Assignment »
Return every record below exactly as written, but leave out the pictures.
* * *
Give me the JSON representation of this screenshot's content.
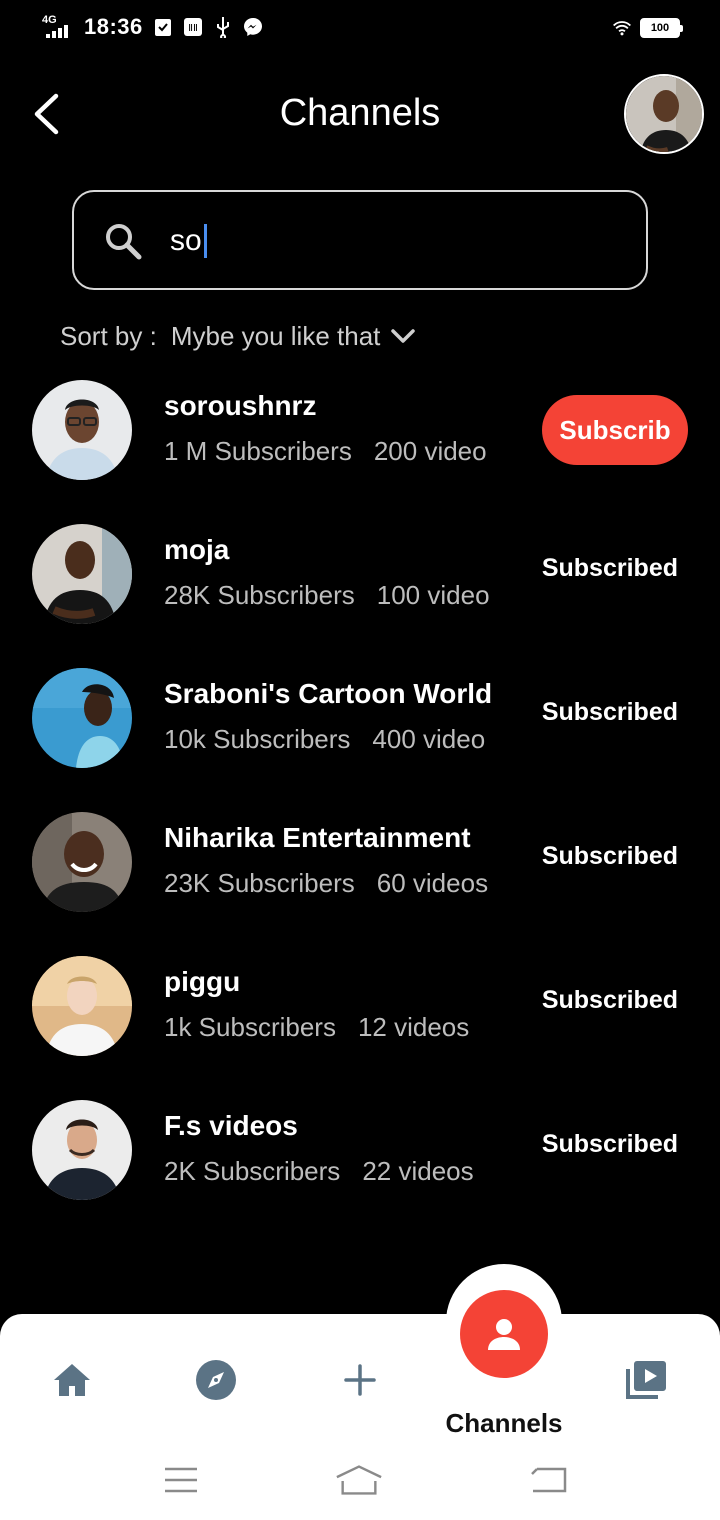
{
  "status_bar": {
    "network": "4G",
    "time": "18:36",
    "battery": "100"
  },
  "header": {
    "title": "Channels"
  },
  "search": {
    "value": "so"
  },
  "sort": {
    "label": "Sort by :",
    "value": "Mybe you like that"
  },
  "channels": [
    {
      "name": "soroushnrz",
      "subscribers": "1 M Subscribers",
      "videos": "200 video",
      "action": "Subscrib",
      "subscribed": false
    },
    {
      "name": "moja",
      "subscribers": "28K Subscribers",
      "videos": "100 video",
      "action": "Subscribed",
      "subscribed": true
    },
    {
      "name": "Sraboni's Cartoon World",
      "subscribers": "10k Subscribers",
      "videos": "400 video",
      "action": "Subscribed",
      "subscribed": true
    },
    {
      "name": "Niharika Entertainment",
      "subscribers": "23K Subscribers",
      "videos": "60 videos",
      "action": "Subscribed",
      "subscribed": true
    },
    {
      "name": "piggu",
      "subscribers": "1k Subscribers",
      "videos": "12 videos",
      "action": "Subscribed",
      "subscribed": true
    },
    {
      "name": "F.s videos",
      "subscribers": "2K Subscribers",
      "videos": "22 videos",
      "action": "Subscribed",
      "subscribed": true
    }
  ],
  "bottom_nav": {
    "active_label": "Channels",
    "icons": [
      "home-icon",
      "explore-icon",
      "add-icon",
      "person-icon",
      "video-library-icon"
    ]
  },
  "colors": {
    "accent": "#f44336",
    "nav_icon": "#5b7385",
    "background": "#000000"
  }
}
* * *
Written answer »
Give me the JSON representation of this screenshot's content.
{
  "status_bar": {
    "network": "4G",
    "time": "18:36",
    "battery": "100"
  },
  "header": {
    "title": "Channels"
  },
  "search": {
    "value": "so"
  },
  "sort": {
    "label": "Sort by :",
    "value": "Mybe you like that"
  },
  "channels": [
    {
      "name": "soroushnrz",
      "subscribers": "1 M Subscribers",
      "videos": "200 video",
      "action": "Subscrib",
      "subscribed": false
    },
    {
      "name": "moja",
      "subscribers": "28K Subscribers",
      "videos": "100 video",
      "action": "Subscribed",
      "subscribed": true
    },
    {
      "name": "Sraboni's Cartoon World",
      "subscribers": "10k Subscribers",
      "videos": "400 video",
      "action": "Subscribed",
      "subscribed": true
    },
    {
      "name": "Niharika Entertainment",
      "subscribers": "23K Subscribers",
      "videos": "60 videos",
      "action": "Subscribed",
      "subscribed": true
    },
    {
      "name": "piggu",
      "subscribers": "1k Subscribers",
      "videos": "12 videos",
      "action": "Subscribed",
      "subscribed": true
    },
    {
      "name": "F.s videos",
      "subscribers": "2K Subscribers",
      "videos": "22 videos",
      "action": "Subscribed",
      "subscribed": true
    }
  ],
  "bottom_nav": {
    "active_label": "Channels",
    "icons": [
      "home-icon",
      "explore-icon",
      "add-icon",
      "person-icon",
      "video-library-icon"
    ]
  },
  "colors": {
    "accent": "#f44336",
    "nav_icon": "#5b7385",
    "background": "#000000"
  }
}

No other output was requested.